= Dataset records =
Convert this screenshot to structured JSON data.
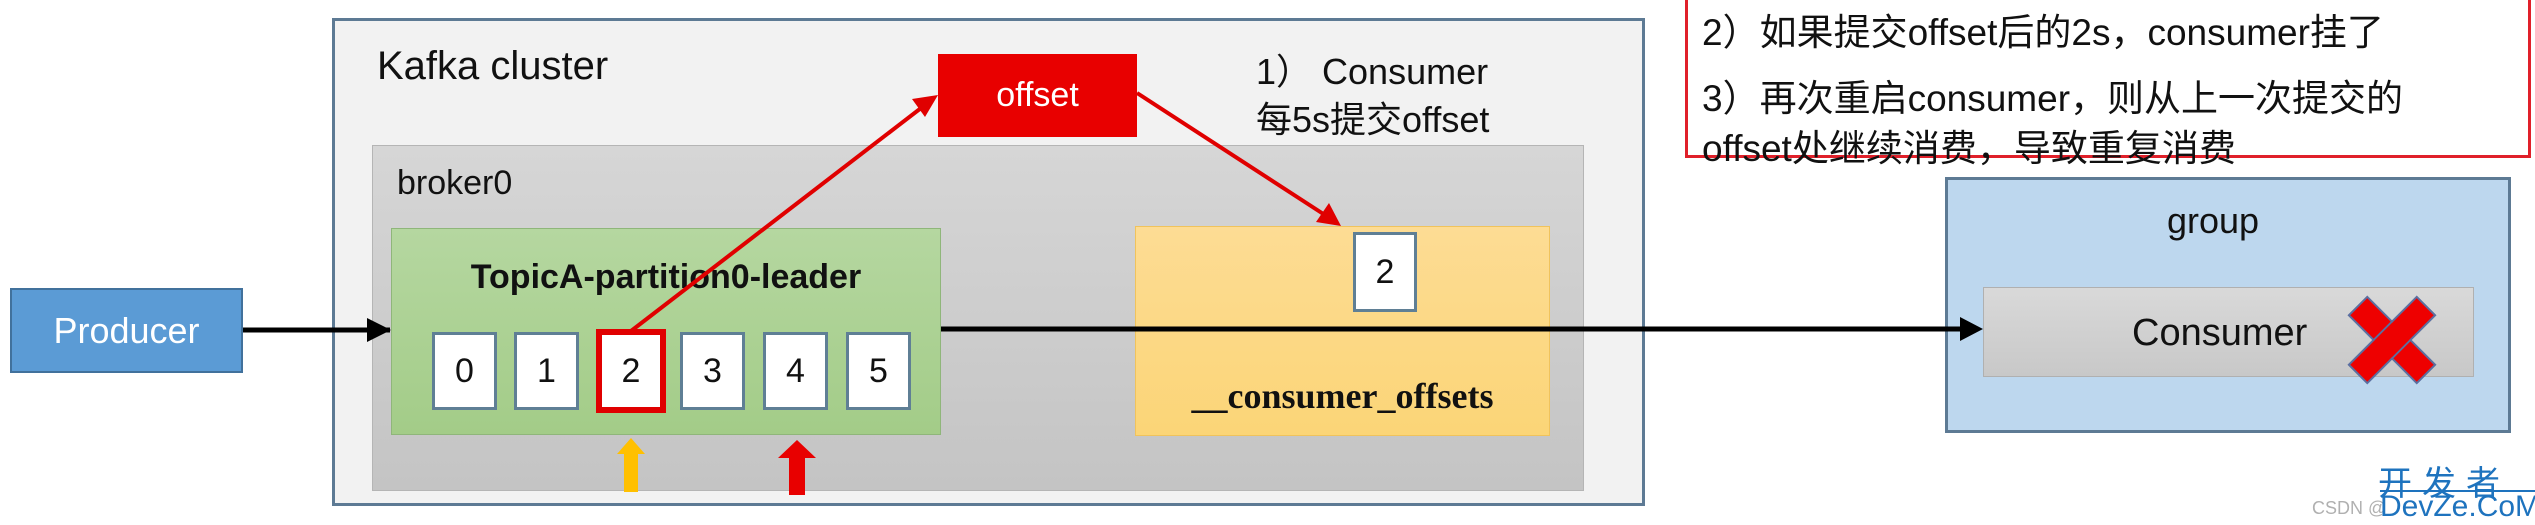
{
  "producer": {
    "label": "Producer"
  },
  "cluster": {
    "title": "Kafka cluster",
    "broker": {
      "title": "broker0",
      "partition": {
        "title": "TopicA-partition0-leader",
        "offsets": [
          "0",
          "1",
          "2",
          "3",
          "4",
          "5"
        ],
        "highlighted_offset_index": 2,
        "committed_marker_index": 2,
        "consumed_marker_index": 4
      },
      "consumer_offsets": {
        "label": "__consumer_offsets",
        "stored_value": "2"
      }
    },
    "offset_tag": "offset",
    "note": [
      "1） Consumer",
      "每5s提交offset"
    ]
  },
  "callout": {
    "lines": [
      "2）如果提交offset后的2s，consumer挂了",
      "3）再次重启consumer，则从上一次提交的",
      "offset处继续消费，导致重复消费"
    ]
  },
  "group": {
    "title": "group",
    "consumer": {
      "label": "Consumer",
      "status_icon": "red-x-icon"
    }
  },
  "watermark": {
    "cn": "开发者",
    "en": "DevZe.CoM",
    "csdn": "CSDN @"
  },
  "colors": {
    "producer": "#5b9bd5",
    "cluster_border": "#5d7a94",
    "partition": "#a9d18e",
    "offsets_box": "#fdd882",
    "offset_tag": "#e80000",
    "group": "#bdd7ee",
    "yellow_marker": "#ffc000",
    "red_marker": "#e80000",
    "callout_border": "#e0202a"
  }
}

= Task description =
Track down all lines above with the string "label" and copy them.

= Problem solution =
    "label": "Producer"
        "label": "__consumer_offsets",
      "label": "Consumer",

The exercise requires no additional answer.